▸ **Task item**: Lines holding the string "shortcut" in the listing below are to be copied.

BEGIN

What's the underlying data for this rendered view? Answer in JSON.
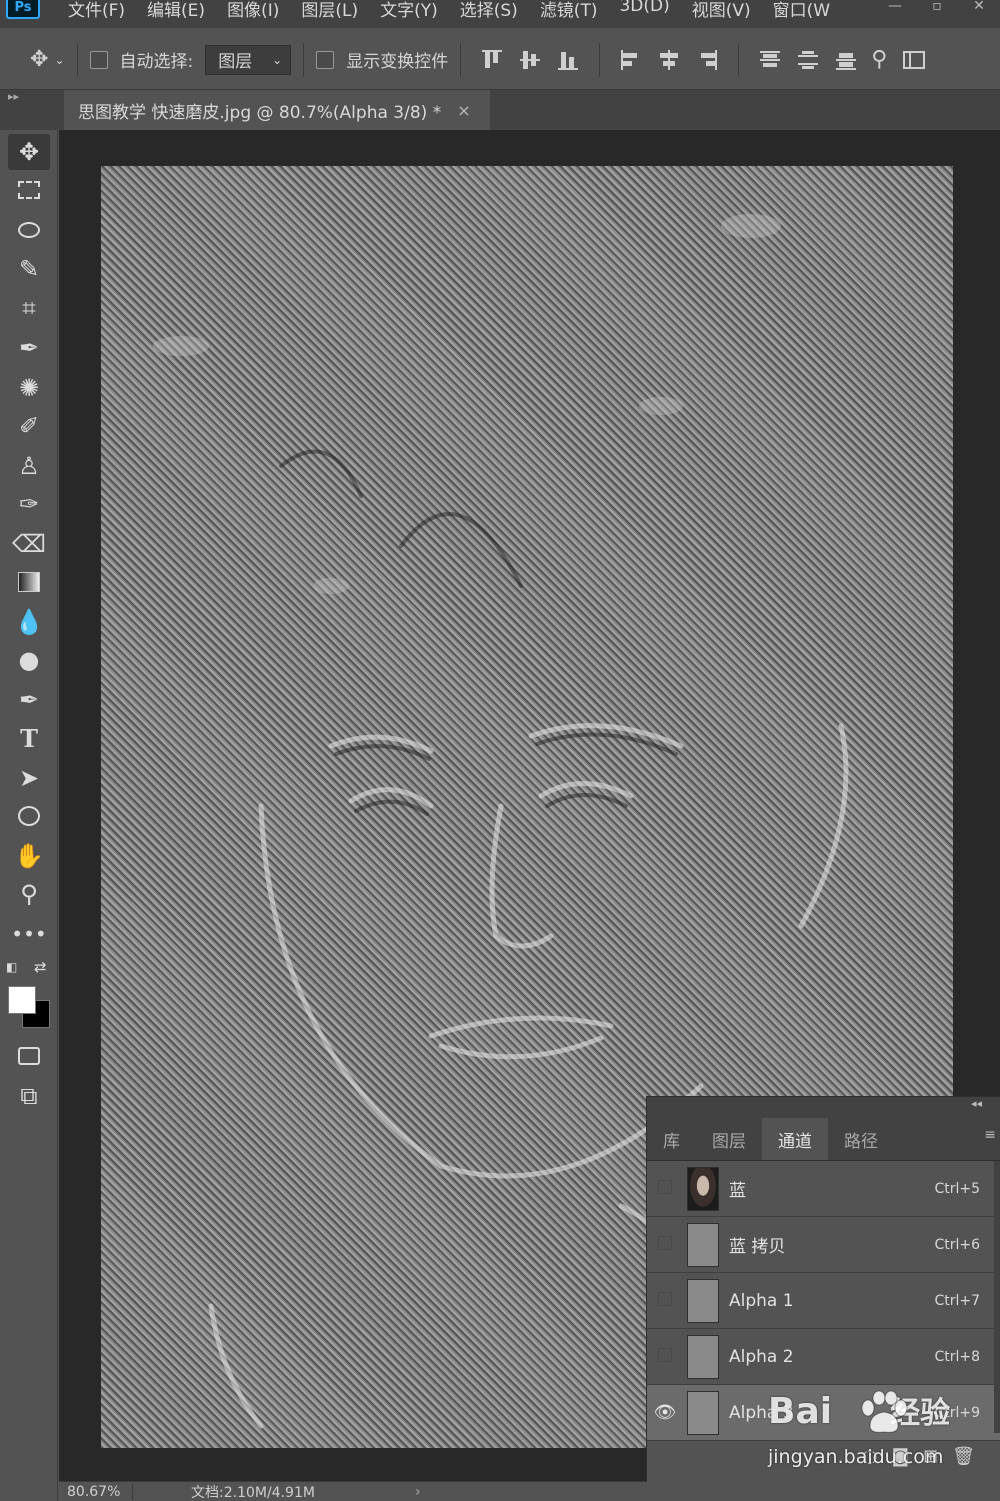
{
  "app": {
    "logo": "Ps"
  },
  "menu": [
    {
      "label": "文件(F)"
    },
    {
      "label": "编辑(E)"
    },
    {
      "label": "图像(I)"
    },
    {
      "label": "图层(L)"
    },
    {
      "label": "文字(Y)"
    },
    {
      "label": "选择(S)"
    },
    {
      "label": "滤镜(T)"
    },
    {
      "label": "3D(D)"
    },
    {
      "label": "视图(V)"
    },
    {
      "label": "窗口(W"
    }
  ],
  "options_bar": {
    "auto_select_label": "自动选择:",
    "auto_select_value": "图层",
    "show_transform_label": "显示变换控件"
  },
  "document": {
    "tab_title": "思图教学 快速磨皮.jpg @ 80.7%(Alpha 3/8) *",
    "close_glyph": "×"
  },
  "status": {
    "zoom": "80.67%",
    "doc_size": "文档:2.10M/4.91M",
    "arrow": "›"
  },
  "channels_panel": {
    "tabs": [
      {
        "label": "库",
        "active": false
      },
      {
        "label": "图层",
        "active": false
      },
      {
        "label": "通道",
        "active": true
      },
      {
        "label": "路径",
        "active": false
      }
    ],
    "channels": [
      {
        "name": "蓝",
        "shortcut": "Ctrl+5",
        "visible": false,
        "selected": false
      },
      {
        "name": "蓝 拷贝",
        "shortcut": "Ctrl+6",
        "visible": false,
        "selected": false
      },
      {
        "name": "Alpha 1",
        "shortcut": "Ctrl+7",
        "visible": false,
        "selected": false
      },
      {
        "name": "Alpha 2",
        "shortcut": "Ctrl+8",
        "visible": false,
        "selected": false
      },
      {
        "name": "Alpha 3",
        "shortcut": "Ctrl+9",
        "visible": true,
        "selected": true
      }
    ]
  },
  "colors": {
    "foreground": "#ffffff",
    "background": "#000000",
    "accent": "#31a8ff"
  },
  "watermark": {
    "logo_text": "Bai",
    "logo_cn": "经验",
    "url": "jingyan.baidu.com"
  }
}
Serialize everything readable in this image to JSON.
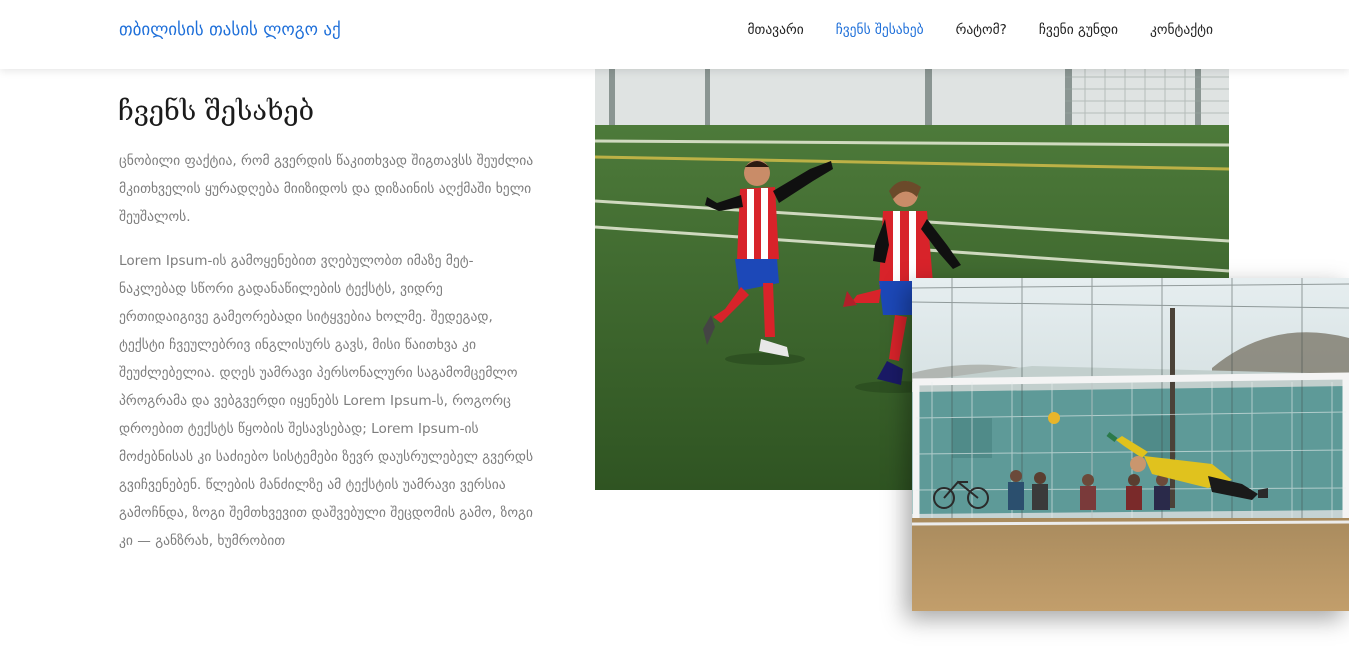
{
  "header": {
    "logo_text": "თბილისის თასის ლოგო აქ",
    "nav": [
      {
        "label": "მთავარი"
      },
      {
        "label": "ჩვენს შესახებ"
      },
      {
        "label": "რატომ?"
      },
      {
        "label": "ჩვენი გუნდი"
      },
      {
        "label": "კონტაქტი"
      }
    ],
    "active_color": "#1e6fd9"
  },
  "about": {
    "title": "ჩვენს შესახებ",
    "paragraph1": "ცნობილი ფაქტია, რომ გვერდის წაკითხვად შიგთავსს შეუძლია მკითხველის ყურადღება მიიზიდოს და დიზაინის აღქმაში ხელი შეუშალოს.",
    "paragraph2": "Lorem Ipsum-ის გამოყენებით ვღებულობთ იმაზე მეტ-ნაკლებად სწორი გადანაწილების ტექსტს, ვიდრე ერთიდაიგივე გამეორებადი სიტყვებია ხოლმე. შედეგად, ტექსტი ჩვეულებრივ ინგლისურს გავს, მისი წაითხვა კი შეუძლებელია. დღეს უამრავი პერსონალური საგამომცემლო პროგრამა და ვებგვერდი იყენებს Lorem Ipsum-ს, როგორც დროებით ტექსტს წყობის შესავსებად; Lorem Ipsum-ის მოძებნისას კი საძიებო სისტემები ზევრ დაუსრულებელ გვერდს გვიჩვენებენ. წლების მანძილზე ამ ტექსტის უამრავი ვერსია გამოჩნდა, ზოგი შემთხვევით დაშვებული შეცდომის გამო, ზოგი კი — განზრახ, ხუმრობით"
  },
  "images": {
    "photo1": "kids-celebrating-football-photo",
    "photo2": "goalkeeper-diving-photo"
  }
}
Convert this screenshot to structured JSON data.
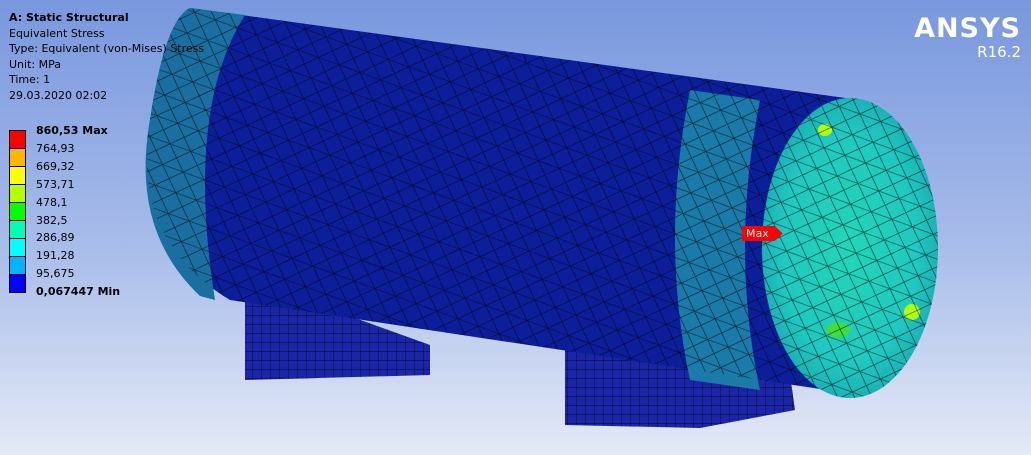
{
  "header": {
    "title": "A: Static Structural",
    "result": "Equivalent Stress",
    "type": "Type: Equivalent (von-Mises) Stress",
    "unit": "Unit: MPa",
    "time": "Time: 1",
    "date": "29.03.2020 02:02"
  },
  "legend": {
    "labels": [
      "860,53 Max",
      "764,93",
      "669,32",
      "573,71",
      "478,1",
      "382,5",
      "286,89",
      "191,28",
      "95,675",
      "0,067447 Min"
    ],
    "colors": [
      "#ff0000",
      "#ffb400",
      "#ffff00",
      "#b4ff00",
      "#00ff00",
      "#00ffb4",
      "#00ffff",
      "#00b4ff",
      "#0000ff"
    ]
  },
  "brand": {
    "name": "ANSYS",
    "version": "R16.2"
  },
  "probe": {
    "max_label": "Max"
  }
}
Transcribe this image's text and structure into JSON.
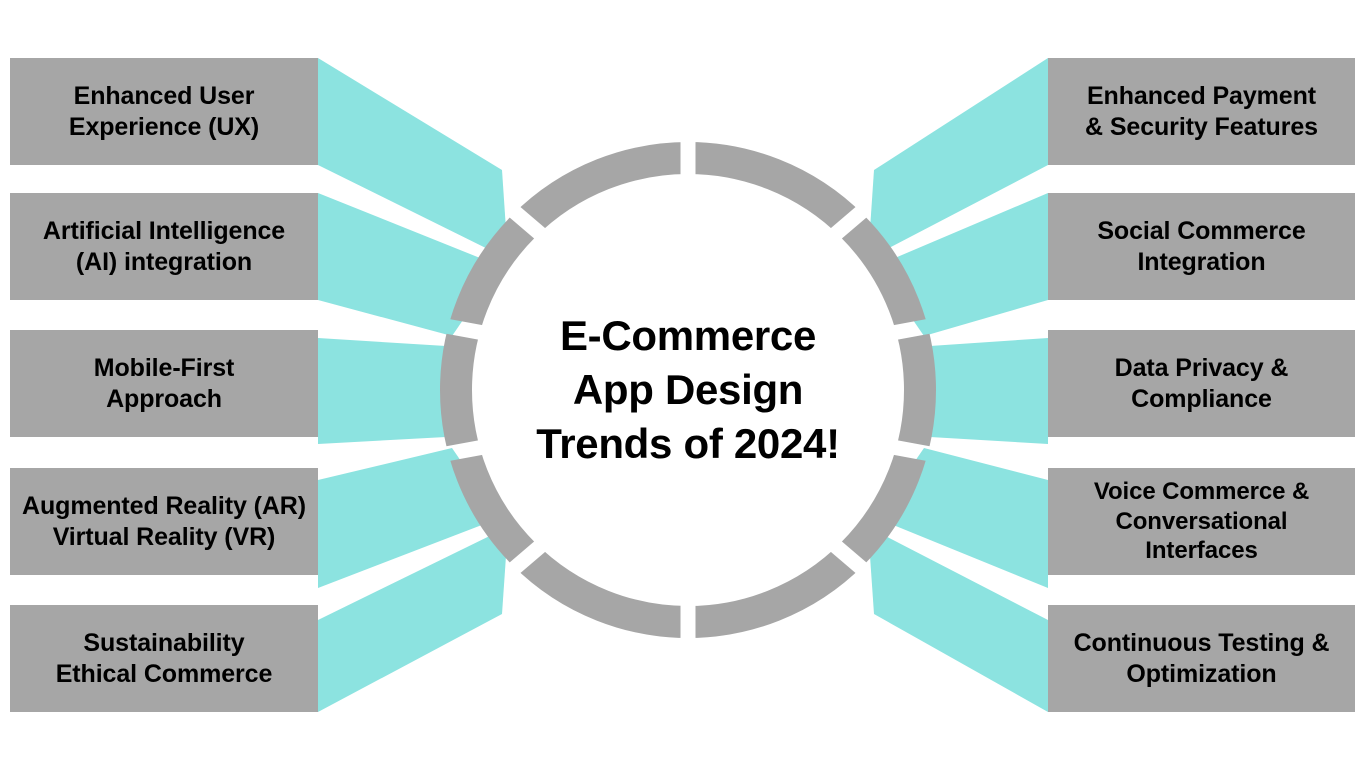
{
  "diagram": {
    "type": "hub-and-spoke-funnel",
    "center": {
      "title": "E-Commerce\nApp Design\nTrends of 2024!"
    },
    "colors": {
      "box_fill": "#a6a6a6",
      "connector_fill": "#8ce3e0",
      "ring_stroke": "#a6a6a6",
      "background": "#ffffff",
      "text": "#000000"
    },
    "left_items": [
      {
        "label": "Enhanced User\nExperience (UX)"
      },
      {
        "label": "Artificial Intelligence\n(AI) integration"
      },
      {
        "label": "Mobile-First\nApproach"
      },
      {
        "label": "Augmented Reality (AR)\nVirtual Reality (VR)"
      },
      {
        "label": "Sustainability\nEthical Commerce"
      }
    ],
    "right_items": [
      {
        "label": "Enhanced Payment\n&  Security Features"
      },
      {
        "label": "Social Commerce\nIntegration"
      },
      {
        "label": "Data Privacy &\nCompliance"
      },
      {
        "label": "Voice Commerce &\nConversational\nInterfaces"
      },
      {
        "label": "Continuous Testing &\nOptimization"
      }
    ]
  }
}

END

▸ **Task response**:
        "shortcut": "Ctrl+5",
        "shortcut": "Ctrl+6",
        "shortcut": "Ctrl+7",
        "shortcut": "Ctrl+8",
        "shortcut": "Ctrl+9",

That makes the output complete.